_Brief_: Check each line below for "information" and say how many have it, with no other words.

_Stored data entries_:
────────────────────
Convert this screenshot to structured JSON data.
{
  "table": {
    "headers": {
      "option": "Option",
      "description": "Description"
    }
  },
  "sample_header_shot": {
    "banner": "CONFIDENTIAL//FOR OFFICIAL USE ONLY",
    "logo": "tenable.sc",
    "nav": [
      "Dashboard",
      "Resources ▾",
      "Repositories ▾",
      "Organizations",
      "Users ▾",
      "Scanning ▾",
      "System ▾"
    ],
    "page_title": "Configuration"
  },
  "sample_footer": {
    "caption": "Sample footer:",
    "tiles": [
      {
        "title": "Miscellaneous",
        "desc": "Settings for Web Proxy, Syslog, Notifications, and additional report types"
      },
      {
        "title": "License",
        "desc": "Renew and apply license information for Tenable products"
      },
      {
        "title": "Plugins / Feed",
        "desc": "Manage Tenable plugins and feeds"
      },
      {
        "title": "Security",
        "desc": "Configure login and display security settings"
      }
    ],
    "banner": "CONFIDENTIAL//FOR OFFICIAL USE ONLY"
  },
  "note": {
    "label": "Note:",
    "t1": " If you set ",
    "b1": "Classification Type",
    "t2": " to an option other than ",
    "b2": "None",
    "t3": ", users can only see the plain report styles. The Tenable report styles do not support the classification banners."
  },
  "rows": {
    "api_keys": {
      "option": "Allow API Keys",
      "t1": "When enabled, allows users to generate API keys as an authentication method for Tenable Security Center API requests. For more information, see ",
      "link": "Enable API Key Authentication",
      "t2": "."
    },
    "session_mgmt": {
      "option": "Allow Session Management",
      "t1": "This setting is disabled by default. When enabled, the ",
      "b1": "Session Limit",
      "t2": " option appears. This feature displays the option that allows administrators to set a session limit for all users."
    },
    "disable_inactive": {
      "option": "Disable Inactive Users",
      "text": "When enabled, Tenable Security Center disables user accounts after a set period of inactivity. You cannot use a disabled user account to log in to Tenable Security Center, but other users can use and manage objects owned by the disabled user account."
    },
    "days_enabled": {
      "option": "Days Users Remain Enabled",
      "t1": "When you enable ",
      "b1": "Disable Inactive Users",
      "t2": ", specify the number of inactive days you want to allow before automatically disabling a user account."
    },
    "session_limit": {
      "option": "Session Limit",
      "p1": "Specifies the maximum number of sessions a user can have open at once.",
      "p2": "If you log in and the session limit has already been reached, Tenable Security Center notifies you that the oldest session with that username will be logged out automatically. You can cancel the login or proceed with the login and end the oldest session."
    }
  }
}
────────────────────
_Solution for this exercise_: 2